- INPUT MATERIAL -
↓

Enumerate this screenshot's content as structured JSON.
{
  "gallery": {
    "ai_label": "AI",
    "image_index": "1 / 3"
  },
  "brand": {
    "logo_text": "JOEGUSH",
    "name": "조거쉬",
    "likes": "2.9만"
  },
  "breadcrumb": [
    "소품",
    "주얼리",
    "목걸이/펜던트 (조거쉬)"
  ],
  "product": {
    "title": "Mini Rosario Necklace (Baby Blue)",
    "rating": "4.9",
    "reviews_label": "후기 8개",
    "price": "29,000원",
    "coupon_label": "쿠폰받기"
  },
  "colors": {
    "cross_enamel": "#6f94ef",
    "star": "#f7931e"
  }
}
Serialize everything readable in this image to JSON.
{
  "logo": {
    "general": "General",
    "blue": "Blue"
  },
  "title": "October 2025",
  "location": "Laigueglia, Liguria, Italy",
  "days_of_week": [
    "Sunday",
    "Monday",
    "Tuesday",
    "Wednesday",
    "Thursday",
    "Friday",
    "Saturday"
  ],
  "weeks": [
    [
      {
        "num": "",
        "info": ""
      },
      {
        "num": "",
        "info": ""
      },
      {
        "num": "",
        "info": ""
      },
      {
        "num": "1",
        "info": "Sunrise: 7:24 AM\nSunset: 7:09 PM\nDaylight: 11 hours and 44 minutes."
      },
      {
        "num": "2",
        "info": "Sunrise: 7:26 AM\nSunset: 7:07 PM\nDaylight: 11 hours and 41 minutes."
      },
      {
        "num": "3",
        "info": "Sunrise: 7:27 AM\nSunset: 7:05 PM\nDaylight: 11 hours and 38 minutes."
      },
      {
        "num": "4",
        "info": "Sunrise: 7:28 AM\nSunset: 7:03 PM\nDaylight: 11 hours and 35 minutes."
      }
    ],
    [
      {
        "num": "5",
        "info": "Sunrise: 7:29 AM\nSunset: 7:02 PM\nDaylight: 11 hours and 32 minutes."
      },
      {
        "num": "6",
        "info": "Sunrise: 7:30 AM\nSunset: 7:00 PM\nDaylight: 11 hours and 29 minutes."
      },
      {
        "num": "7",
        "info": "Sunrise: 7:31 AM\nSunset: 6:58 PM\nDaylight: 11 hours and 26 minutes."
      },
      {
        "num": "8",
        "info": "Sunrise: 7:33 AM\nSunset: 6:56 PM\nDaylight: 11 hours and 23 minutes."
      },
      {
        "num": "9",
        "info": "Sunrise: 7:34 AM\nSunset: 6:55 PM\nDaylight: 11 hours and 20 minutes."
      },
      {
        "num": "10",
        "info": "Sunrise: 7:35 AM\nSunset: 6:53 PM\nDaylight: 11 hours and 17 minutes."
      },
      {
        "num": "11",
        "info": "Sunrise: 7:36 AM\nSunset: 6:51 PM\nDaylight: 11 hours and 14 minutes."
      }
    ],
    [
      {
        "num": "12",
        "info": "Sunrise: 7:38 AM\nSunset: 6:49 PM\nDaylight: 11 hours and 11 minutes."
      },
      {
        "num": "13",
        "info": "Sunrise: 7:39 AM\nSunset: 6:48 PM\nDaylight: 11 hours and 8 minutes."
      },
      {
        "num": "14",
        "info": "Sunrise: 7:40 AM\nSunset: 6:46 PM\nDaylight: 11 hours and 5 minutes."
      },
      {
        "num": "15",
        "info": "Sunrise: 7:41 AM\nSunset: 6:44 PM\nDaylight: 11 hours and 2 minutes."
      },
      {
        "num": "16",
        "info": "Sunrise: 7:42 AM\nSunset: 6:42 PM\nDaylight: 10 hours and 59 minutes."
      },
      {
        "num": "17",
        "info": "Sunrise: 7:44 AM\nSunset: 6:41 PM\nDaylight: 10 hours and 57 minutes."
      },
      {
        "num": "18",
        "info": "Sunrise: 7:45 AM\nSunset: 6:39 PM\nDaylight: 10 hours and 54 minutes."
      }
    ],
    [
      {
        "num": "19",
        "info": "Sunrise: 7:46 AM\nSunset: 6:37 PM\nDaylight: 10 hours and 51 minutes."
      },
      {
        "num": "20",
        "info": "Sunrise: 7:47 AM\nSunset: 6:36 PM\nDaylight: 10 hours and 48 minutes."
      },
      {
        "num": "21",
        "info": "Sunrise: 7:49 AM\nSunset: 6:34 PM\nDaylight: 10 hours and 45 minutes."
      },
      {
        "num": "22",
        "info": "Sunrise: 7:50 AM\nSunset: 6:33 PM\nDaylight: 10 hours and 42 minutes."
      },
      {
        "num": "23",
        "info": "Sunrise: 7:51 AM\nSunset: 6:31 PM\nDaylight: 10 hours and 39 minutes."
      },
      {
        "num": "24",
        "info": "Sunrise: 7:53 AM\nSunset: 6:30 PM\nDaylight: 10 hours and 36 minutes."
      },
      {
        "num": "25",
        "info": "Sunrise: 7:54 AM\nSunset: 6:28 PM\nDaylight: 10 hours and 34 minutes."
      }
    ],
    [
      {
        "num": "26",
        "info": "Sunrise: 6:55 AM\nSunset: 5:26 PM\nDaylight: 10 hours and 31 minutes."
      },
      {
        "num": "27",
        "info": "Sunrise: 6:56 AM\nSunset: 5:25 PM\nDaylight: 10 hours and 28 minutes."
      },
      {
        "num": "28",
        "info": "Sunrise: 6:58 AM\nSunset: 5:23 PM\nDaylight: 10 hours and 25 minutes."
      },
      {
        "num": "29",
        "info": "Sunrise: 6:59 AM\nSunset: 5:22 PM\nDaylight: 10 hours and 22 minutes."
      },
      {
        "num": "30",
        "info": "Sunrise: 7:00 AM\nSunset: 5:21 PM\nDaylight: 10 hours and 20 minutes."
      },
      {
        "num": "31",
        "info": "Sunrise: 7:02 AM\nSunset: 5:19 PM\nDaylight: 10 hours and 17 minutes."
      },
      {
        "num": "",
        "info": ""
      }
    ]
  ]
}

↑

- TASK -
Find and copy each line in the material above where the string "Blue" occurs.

- YOUR RESPONSE -
    "title": "Mini Rosario Necklace (Baby Blue)",
    "blue": "Blue"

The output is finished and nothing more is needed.